Execve() transforms the calling process into a new process. The new process is constructed from an ordinary file, whose name is pointed to by path, called the new process file. This file is either an executable object file, or a file of data for an interpreter. An executable object file consists of an identifying header, followed by pages of data representing the initial program (text) and initialized data pages. Additional pages may be specified by the header to be initialized with zero data; see a.out(5) .
An interpreter file begins with a line of the form:
#! interpreter [arg]
When an interpreter file is execve()'d, the system execve()'s runs the specified interpreter. If the optional arg is specified, it becomes the first argument to the interpreter, and the name of the originally execve()'d file becomes the second argument; otherwise, the name of the originally execve()'d file becomes the first argument. The original arguments are shifted over to become the subsequent arguments. The zeroth argument, normally the name of the execve()'d file, is left unchanged.
The argument argv is a pointer to a null-terminated array of character pointers to null-terminated character strings. These strings construct the argument list to be made available to the new process. At least one argument must be present in the array; by custom, the first element should be the name of the executed program (for example, the last component of path).
The argument envp is also a pointer to a null-terminated array of character pointers to null-terminated strings. A pointer to this array is normally stored in the global variable environ. These strings pass information to the new process that is not directly an argument to the command (see environ(7) ).
File descriptors open in the calling process image remain open in the new process image, except for those for which the close-on-exec flag is set (see close(2) and fcntl(2) ). Descriptors that remain open are unaffected by execve().
Signals set to be ignored in the calling process are set to be ignored in the new process. Signals which are set to be caught in the calling process image are set to default action in the new process image. Blocked signals remain blocked regardless of changes to the signal action.

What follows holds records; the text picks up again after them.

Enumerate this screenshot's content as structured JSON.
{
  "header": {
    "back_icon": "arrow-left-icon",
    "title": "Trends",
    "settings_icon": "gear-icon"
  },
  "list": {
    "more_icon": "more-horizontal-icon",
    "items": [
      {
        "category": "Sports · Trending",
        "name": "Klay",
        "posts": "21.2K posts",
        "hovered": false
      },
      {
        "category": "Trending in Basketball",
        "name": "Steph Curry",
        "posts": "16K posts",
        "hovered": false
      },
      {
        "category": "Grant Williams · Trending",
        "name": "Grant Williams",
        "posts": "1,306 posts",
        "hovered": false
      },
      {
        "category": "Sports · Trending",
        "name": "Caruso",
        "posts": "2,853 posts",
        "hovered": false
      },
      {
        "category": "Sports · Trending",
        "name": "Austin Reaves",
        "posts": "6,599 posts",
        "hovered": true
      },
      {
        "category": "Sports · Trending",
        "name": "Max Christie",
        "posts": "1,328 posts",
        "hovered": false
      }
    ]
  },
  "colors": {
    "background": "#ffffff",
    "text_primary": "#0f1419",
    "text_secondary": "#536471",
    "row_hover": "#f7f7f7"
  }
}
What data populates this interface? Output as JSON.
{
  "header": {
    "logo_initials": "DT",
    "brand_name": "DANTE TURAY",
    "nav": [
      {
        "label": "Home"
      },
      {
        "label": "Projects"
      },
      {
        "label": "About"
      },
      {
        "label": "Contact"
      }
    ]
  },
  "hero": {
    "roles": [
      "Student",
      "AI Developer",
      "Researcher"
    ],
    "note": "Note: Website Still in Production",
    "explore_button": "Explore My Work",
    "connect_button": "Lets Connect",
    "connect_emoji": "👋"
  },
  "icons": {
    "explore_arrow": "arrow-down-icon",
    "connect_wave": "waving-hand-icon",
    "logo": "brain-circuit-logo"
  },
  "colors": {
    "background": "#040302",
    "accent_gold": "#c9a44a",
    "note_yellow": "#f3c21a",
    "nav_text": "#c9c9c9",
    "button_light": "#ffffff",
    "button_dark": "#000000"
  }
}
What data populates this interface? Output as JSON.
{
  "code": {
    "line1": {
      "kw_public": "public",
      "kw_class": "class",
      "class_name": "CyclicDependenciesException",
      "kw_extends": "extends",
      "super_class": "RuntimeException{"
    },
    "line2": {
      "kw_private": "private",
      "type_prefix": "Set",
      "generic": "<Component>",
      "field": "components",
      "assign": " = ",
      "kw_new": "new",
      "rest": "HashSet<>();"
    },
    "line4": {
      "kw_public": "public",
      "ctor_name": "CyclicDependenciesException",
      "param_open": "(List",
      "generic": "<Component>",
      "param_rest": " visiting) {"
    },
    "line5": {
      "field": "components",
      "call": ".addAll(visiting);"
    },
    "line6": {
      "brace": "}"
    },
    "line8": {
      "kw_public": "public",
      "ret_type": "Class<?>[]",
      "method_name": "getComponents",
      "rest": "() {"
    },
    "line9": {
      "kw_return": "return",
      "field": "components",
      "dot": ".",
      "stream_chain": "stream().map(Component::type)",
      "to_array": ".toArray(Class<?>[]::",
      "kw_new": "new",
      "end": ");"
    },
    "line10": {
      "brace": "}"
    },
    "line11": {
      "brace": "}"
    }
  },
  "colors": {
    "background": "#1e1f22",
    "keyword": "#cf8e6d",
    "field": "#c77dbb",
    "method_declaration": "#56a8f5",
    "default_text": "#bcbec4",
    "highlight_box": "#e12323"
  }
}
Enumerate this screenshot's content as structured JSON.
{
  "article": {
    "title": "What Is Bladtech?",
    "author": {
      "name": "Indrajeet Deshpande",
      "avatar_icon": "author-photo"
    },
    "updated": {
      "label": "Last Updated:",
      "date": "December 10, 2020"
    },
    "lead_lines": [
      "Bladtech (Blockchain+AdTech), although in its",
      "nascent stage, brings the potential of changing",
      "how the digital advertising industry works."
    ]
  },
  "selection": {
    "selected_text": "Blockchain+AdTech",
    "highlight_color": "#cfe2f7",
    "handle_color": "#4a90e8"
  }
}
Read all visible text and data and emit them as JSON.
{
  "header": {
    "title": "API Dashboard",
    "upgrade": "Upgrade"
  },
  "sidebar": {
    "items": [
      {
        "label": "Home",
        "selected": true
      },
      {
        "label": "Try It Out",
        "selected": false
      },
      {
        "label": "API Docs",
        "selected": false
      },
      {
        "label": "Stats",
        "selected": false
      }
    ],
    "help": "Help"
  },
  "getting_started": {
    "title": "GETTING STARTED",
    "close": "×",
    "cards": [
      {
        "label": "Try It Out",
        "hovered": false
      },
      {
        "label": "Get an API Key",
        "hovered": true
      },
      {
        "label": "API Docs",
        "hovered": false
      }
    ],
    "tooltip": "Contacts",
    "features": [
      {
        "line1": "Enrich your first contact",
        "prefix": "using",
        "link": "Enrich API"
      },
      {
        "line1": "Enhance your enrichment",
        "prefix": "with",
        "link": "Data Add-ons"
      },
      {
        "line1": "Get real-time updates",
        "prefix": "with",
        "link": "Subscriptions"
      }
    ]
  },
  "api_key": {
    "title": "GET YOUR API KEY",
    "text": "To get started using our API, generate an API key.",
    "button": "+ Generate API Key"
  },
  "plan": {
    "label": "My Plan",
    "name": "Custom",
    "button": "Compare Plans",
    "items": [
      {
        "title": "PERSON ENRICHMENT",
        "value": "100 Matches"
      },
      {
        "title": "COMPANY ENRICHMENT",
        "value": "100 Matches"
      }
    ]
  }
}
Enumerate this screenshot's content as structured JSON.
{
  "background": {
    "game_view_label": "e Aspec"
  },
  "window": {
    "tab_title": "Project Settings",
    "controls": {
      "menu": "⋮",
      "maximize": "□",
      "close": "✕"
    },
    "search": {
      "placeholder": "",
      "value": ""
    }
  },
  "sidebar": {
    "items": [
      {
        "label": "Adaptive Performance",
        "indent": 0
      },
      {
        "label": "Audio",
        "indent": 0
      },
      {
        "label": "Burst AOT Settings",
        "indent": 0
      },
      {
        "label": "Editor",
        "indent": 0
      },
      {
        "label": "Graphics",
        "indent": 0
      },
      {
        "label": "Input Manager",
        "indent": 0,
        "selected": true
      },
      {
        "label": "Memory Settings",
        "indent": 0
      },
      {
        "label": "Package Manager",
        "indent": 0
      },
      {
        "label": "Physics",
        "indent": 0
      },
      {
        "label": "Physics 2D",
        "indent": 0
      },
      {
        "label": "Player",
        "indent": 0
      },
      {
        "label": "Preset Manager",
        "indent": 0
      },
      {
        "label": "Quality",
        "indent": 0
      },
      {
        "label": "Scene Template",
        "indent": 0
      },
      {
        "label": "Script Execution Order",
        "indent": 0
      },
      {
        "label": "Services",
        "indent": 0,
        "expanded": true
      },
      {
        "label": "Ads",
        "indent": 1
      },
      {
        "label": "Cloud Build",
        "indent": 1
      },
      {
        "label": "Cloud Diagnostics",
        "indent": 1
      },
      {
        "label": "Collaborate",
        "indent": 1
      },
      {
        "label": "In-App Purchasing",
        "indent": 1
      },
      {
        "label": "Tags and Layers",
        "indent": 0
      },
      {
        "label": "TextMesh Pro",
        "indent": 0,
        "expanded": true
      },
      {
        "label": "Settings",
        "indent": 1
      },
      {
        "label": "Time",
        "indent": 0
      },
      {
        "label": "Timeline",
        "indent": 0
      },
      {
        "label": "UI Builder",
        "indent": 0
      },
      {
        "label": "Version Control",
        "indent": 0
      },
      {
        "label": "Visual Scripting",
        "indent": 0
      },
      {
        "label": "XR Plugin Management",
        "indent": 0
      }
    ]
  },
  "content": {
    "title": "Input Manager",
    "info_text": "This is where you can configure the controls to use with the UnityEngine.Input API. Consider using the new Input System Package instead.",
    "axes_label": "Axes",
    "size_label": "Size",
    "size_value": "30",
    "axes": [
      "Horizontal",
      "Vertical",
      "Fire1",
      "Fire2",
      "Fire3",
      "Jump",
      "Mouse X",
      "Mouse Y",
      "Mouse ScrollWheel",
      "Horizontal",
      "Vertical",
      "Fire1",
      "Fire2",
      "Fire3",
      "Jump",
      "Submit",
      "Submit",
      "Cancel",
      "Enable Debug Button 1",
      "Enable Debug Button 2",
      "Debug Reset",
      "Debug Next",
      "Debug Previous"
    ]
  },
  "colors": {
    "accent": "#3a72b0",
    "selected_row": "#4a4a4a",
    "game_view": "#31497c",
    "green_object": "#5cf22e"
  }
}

The signal stack is reset to be undefined (see sigaction(2) for more information).
If the set-user-ID mode bit of the new process image file is set (see chmod(2) ), the effective user ID of the new process image is set to the owner ID of the new process image file. If the set-group-ID mode bit of the new process image file is set, the effective group ID of the new process image is set to the group ID of the new process image file. (The effective group ID is the first element of the group list.) The real user ID, real group ID and other group IDs of the new process image remain the same as the calling process image. After any set-user-ID and set-group-ID processing, the effective user ID is recorded as the saved set-user-ID, and the effective group ID is recorded as the saved setgroup-ID. These values may be used in changing the effective IDs later (see setuid(2) ).
The new process also inherits the following attributes from the calling process:
When a program is executed as a result of an execve() call, it is entered as follows:
main(argc, argv, envp)
where argc is the number of elements in argv (the ``arg count'') and argv points to the array of character pointers to the arguments themselves.
As the execve() function overlays the current process image with a new process image the successful call has no process to return to. If execve() does return to the calling process an error has occurred; the return value will be -1 and the global variable errno is set to indicate the error.
Execve() will fail and return to the calling process if:
If a program is setuid to a non-super-user, but is executed when the real uid is ``root'', then the program has some of the powers of a super-user as well.
The execve() function call appeared in 4.2BSD.